> [Task to complete]:
Please return every line in the following data that includes the string "index".

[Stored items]
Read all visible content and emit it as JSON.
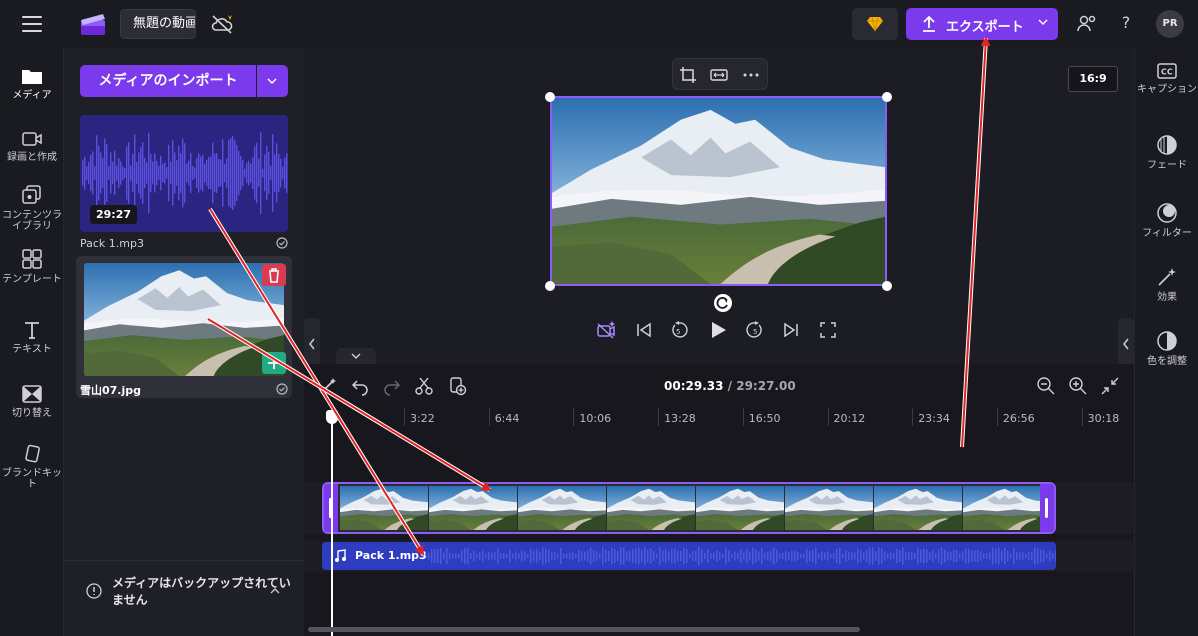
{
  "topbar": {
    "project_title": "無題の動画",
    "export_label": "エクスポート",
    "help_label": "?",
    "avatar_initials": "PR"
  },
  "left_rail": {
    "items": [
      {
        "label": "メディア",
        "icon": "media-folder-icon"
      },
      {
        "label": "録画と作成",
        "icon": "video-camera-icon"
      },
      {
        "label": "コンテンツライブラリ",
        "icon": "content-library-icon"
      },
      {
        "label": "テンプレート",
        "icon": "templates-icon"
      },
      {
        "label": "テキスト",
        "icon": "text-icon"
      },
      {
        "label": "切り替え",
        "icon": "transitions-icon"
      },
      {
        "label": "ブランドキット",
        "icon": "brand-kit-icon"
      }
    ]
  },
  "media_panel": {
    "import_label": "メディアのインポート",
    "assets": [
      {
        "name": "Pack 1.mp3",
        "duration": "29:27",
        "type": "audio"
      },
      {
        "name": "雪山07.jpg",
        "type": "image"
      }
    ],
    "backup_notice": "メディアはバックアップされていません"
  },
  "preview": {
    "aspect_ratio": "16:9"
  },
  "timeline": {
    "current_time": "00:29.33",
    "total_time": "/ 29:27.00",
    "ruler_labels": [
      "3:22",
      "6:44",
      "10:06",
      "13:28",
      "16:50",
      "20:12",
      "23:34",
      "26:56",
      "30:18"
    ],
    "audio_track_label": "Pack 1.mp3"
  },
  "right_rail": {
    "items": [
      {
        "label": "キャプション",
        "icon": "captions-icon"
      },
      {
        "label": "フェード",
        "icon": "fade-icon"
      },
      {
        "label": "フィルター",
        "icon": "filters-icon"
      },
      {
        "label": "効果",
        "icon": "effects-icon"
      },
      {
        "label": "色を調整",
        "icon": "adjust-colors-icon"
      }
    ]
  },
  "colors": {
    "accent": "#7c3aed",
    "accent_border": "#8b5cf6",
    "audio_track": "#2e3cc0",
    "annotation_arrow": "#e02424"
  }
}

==

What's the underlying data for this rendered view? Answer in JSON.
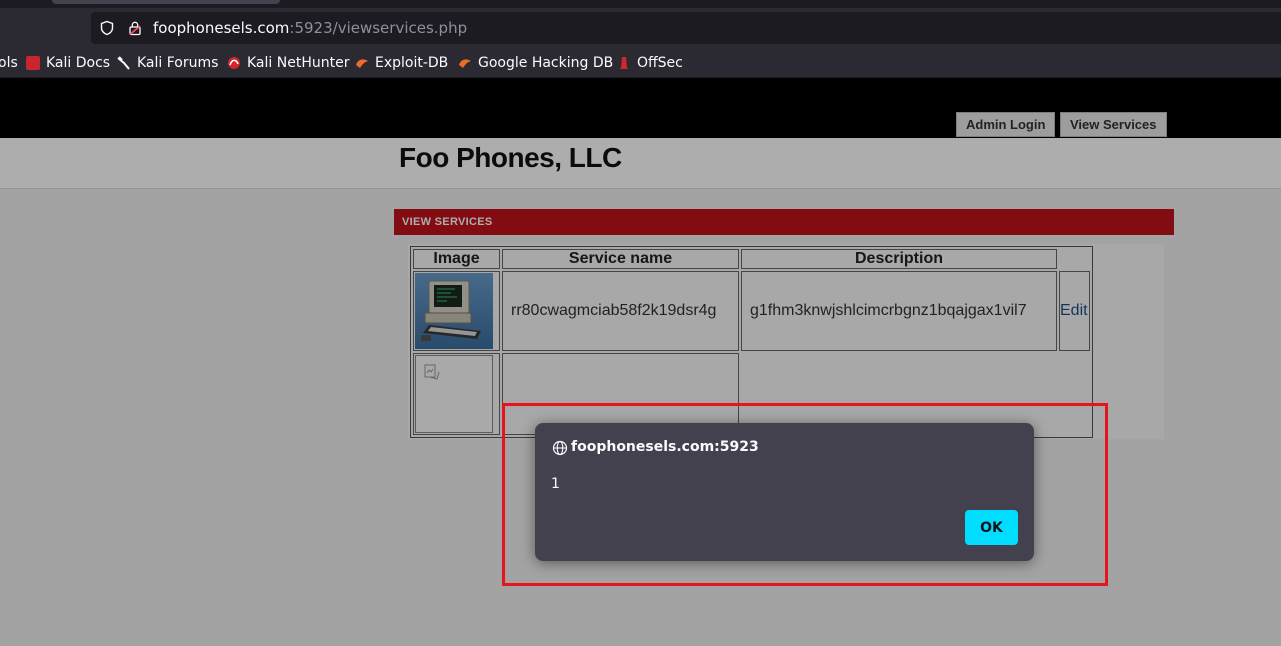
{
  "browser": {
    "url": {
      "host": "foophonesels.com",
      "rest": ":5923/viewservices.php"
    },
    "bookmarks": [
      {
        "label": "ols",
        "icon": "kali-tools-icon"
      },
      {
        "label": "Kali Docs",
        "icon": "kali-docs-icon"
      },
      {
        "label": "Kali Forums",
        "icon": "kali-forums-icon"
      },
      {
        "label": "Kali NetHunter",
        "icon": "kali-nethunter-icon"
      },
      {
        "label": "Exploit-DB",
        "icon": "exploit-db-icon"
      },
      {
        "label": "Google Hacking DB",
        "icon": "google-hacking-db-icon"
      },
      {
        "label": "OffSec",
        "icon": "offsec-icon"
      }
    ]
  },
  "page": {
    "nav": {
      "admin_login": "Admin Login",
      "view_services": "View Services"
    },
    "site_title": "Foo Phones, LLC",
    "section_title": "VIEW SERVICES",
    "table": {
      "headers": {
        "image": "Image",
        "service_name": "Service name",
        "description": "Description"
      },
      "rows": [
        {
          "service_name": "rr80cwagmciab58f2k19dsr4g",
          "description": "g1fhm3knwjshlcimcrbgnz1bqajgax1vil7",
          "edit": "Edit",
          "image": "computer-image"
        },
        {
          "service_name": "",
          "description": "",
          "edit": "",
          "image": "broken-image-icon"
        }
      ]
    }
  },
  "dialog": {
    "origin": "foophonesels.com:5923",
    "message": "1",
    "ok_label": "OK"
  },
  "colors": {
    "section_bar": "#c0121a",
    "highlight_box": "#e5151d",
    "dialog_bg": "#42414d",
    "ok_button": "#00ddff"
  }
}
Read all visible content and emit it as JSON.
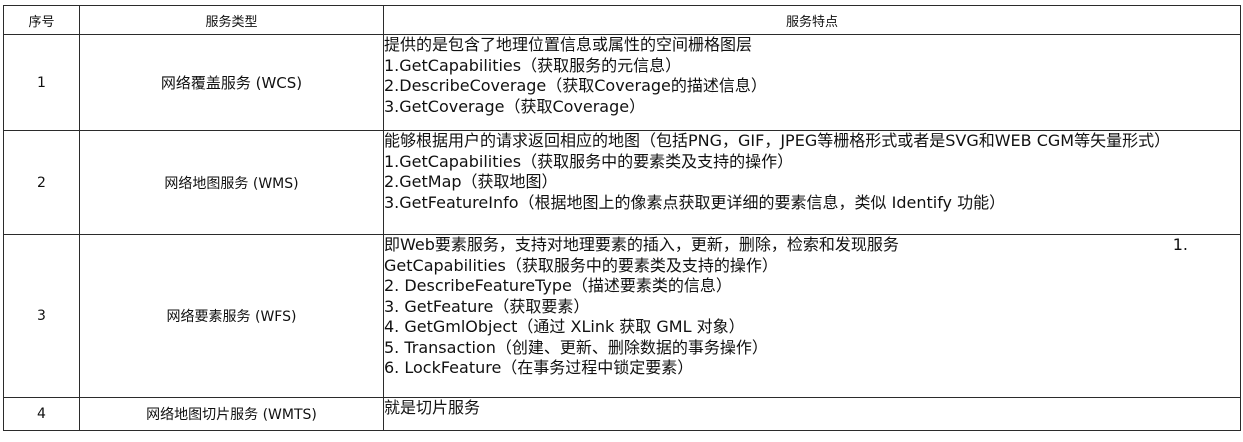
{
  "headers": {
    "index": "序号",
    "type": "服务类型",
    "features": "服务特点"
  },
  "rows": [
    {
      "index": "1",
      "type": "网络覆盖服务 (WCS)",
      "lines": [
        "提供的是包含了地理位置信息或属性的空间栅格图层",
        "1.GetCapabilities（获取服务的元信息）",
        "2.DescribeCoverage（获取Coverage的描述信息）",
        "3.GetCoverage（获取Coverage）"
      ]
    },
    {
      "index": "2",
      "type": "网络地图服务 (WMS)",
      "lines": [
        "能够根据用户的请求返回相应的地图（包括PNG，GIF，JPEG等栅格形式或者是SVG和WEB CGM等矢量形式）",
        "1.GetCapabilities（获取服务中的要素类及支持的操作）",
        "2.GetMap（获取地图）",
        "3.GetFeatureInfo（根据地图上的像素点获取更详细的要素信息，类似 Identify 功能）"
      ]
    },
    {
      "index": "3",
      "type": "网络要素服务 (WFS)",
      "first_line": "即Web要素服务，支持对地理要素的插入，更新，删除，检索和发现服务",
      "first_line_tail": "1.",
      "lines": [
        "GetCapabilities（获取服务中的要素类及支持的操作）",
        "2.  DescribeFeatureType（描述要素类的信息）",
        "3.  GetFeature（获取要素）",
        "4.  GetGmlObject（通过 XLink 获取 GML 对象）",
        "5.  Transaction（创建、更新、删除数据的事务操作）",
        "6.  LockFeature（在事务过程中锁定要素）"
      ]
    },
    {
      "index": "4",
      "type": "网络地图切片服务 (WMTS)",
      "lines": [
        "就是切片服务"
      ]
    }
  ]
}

> [Solution to this exercise]:
    "index": "序号",
      "index": "1",
      "index": "2",
      "index": "3",
      "index": "4",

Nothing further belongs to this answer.